Penrose graphical notation


In mathematics and physics, Penrose graphical notation or tensor diagram notation is a (usually handwritten) visual depiction of multilinear functions or tensors proposed by Roger Penrose in 1971.[1] A diagram in the notation consists of several shapes linked together by lines. The notation has been studied extensively by Predrag Cvitanović, who used it, Feynman's diagrams and other related notations in developing birdtracks (a group-theoretical version of Feynman diagrams) to classify the classical Lie groups.[2] Penrose's notation has also been generalized using representation theory to spin networks in physics, and with the presence of matrix groups to trace diagrams in linear algebra. The notation widely appears in modern quantum theory, particularly in matrix product states and quantum circuits.

Penrose graphical notation (tensor diagram notation) of a matrix product state of five particles.


Multilinear algebraEdit

In the language of multilinear algebra, each shape represents a multilinear function. The lines attached to shapes represent the inputs or outputs of a function, and attaching shapes together in some way is essentially the composition of functions.


In the language of tensor algebra, a particular tensor is associated with a particular shape with many lines projecting upwards and downwards, corresponding to abstract upper and lower indices of tensors respectively. Connecting lines between two shapes corresponds to contraction of indices. One advantage of this notation is that one does not have to invent new letters for new indices. This notation is also explicitly basis-independent.[3]


Each shape represents a matrix, and tensor multiplication is done horizontally, and matrix multiplication is done vertically.

Representation of special tensorsEdit

Metric tensorEdit

The metric tensor is represented by a U-shaped loop or an upside-down U-shaped loop, depending on the type of tensor that is used.

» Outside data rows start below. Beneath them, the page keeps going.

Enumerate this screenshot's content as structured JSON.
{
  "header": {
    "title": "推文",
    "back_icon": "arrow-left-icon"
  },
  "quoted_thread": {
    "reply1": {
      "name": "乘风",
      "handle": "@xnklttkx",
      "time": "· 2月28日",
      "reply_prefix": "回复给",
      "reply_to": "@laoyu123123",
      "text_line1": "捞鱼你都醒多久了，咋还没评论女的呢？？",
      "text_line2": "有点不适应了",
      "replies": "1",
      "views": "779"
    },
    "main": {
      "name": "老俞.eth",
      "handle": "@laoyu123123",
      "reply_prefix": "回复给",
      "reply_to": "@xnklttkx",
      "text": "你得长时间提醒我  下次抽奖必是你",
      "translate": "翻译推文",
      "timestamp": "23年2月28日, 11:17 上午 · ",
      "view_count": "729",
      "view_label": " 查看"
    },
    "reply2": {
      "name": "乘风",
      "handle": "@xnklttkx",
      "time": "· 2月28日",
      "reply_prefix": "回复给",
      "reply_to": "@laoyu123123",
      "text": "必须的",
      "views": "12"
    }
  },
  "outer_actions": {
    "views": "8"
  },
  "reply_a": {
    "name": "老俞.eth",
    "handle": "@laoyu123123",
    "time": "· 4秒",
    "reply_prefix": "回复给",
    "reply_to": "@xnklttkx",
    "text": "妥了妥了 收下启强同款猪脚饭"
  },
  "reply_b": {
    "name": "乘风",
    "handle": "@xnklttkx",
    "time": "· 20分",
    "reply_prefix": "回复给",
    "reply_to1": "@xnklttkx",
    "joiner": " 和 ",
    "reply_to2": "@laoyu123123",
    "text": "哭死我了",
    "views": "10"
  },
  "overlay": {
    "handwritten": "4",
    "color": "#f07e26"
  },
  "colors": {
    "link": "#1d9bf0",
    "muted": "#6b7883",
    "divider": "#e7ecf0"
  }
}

metric tensor  
metric tensor  

Levi-Civita tensorEdit

The Levi-Civita antisymmetric tensor is represented by a thick horizontal bar with sticks pointing downwards or upwards, depending on the type of tensor that is used.

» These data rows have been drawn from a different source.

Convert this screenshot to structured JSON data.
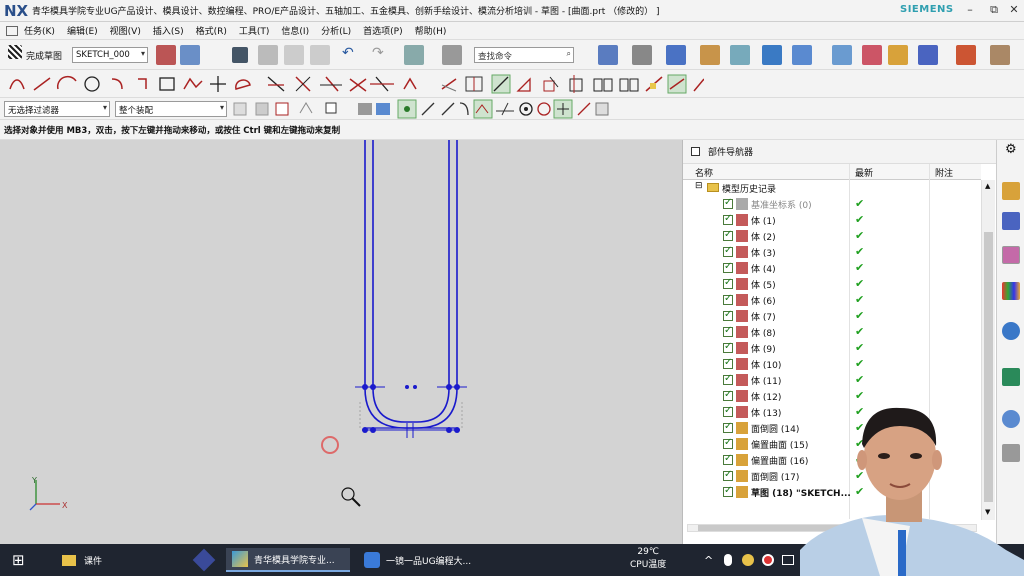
{
  "window": {
    "logo": "NX",
    "title": "青华模具学院专业UG产品设计、模具设计、数控编程、PRO/E产品设计、五轴加工、五金模具、创新手绘设计、模流分析培训 - 草图 - [曲面.prt （修改的） ]",
    "brand": "SIEMENS",
    "minimize": "–",
    "restore": "⧉",
    "close": "✕"
  },
  "menu": [
    "任务(K)",
    "编辑(E)",
    "视图(V)",
    "插入(S)",
    "格式(R)",
    "工具(T)",
    "信息(I)",
    "分析(L)",
    "首选项(P)",
    "帮助(H)"
  ],
  "toolbar": {
    "finish_sketch": "完成草图",
    "sketch_name": "SKETCH_000",
    "search_placeholder": "查找命令",
    "filter": "无选择过滤器",
    "assembly_scope": "整个装配"
  },
  "status_line": "选择对象并使用 MB3，双击，按下左键并拖动来移动，或按住 Ctrl 键和左键拖动来复制",
  "navigator": {
    "title": "部件导航器",
    "columns": {
      "name": "名称",
      "latest": "最新",
      "note": "附注"
    },
    "root": "模型历史记录",
    "items": [
      {
        "label": "基准坐标系 (0)",
        "dim": true
      },
      {
        "label": "体 (1)"
      },
      {
        "label": "体 (2)"
      },
      {
        "label": "体 (3)"
      },
      {
        "label": "体 (4)"
      },
      {
        "label": "体 (5)"
      },
      {
        "label": "体 (6)"
      },
      {
        "label": "体 (7)"
      },
      {
        "label": "体 (8)"
      },
      {
        "label": "体 (9)"
      },
      {
        "label": "体 (10)"
      },
      {
        "label": "体 (11)"
      },
      {
        "label": "体 (12)"
      },
      {
        "label": "体 (13)"
      },
      {
        "label": "面倒圆 (14)"
      },
      {
        "label": "偏置曲面 (15)"
      },
      {
        "label": "偏置曲面 (16)"
      },
      {
        "label": "面倒圆 (17)"
      },
      {
        "label": "草图 (18) \"SKETCH...",
        "bold": true
      }
    ],
    "tick": "✔"
  },
  "axes": {
    "x": "X",
    "y": "Y"
  },
  "taskbar": {
    "start": "⊞",
    "items": [
      "课件",
      "青华模具学院专业...",
      "一镜一品UG编程大..."
    ],
    "weather_temp": "29℃",
    "weather_label": "CPU温度"
  },
  "colors": {
    "sketch": "#1a1acc",
    "accent": "#2a4f8a"
  }
}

Structure constantEdit

structure constant  

The structure constants ( ) of a Lie algebra are represented by a small triangle with one line pointing upwards and two lines pointing downwards.

Tensor operationsEdit

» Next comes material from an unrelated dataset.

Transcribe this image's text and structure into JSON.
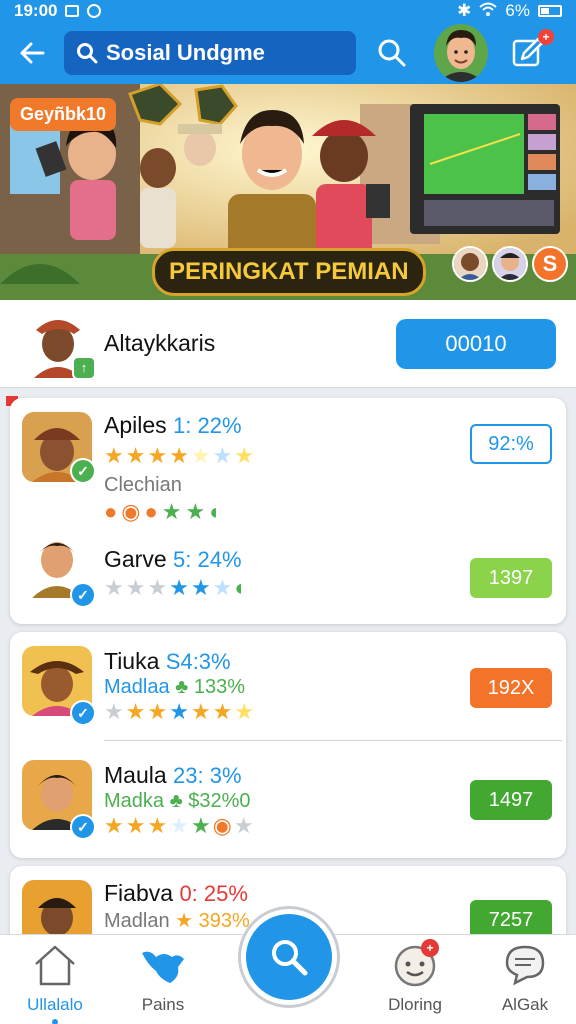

Contraction of indicesEdit

Contraction of indices is represented by joining the index lines together.

Kronecker delta  
Dot product  


Symmetrization of indices is represented by a thick zig-zag or wavy bar crossing the index lines horizontally.

(with  )


Antisymmetrization of indices is represented by a thick straight line crossing the index lines horizontally.

(with  )


The determinant is formed by applying antisymmetrization to the indices.

Inverse of matrix  

Covariant derivativeEdit

The covariant derivative ( ) is represented by a circle around the tensor(s) to be differentiated and a line joined from the circle pointing downwards to represent the lower index of the derivative.

covariant derivative    

Tensor manipulationEdit

The diagrammatic notation is useful in manipulating tensor algebra. It usually involves a few simple "identities" of tensor manipulations.

For example,  , where n is the number of dimensions, is a common "identity".

Riemann curvature tensorEdit

The Ricci and Bianchi identities given in terms of the Riemann curvature tensor illustrate the power of the notation

Notation for the Riemann curvature tensor
Ricci tensor  
Ricci identity   
Bianchi identity  


The notation has been extended with support for spinors and twistors.[4][5]

See alsoEdit


  1. ^ Roger Penrose, "Applications of negative dimensional tensors," in Combinatorial Mathematics and its Applications, Academic Press (1971). See Vladimir Turaev, Quantum invariants of knots and 3-manifolds (1994), De Gruyter, p. 71 for a brief commentary.
  2. ^ Predrag Cvitanović (2008). Group Theory: Birdtracks, Lie's, and Exceptional Groups. Princeton University Press.
  3. ^ Roger Penrose, The Road to Reality: A Complete Guide to the Laws of the Universe, 2005, ISBN 0-09-944068-7, Chapter Manifolds of n dimensions.
  4. ^ Penrose, R.; Rindler, W. (1984). Spinors and Space-Time: Vol I, Two-Spinor Calculus and Relativistic Fields. Cambridge University Press. pp. 424–434. ISBN 0-521-24527-3.
  5. ^ Penrose, R.; Rindler, W. (1986). Spinors and Space-Time: Vol. II, Spinor and Twistor Methods in Space-Time Geometry. Cambridge University Press. ISBN 0-521-25267-9.